"""

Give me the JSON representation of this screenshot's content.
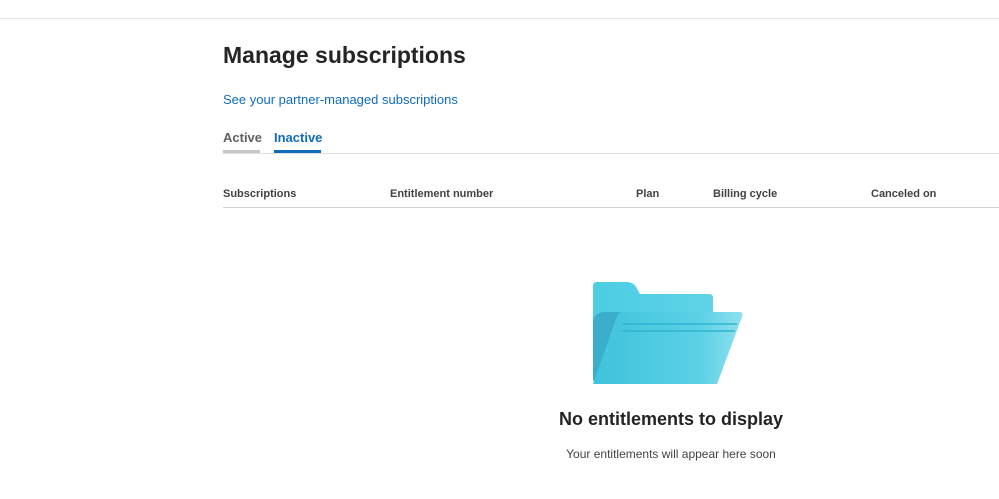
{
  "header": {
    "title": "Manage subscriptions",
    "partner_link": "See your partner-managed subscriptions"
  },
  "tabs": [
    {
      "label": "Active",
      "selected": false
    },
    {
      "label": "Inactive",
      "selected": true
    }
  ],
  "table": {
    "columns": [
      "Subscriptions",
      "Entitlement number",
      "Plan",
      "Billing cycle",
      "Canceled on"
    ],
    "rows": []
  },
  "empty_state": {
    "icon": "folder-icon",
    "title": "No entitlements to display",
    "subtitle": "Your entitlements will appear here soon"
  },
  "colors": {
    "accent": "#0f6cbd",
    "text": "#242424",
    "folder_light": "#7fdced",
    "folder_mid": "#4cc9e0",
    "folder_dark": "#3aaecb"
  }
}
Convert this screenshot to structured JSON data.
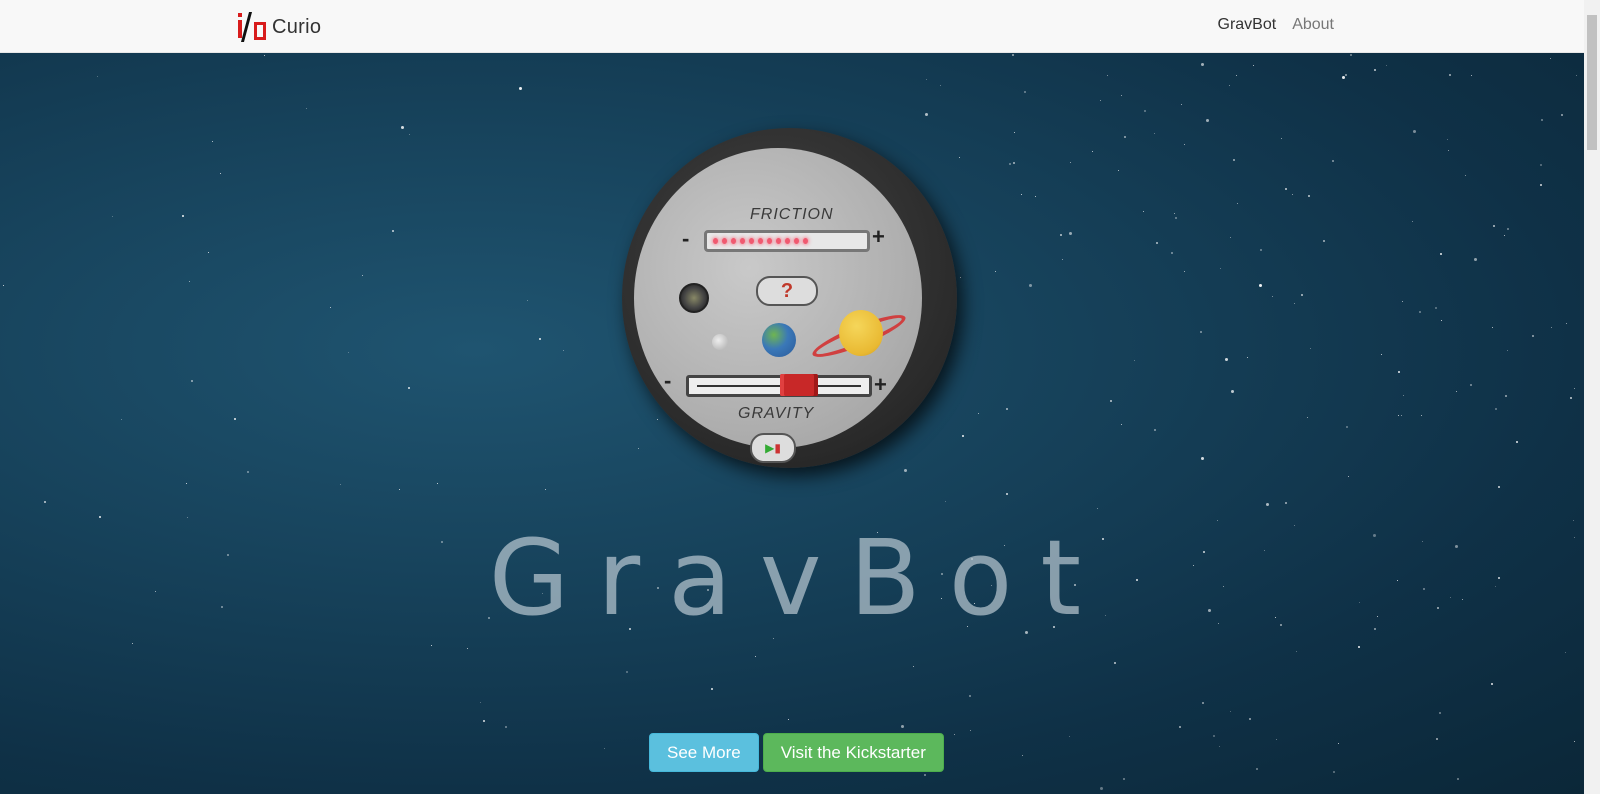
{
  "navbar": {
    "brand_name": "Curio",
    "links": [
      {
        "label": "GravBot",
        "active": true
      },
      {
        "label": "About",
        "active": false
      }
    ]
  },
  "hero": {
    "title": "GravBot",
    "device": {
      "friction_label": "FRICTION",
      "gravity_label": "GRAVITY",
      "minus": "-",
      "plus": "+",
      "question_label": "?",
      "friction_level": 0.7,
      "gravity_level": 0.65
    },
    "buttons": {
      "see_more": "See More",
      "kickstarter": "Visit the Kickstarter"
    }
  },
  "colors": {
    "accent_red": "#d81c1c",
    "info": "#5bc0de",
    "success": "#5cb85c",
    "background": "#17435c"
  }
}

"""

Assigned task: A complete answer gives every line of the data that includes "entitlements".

Answer space:
    "title": "No entitlements to display",
    "subtitle": "Your entitlements will appear here soon"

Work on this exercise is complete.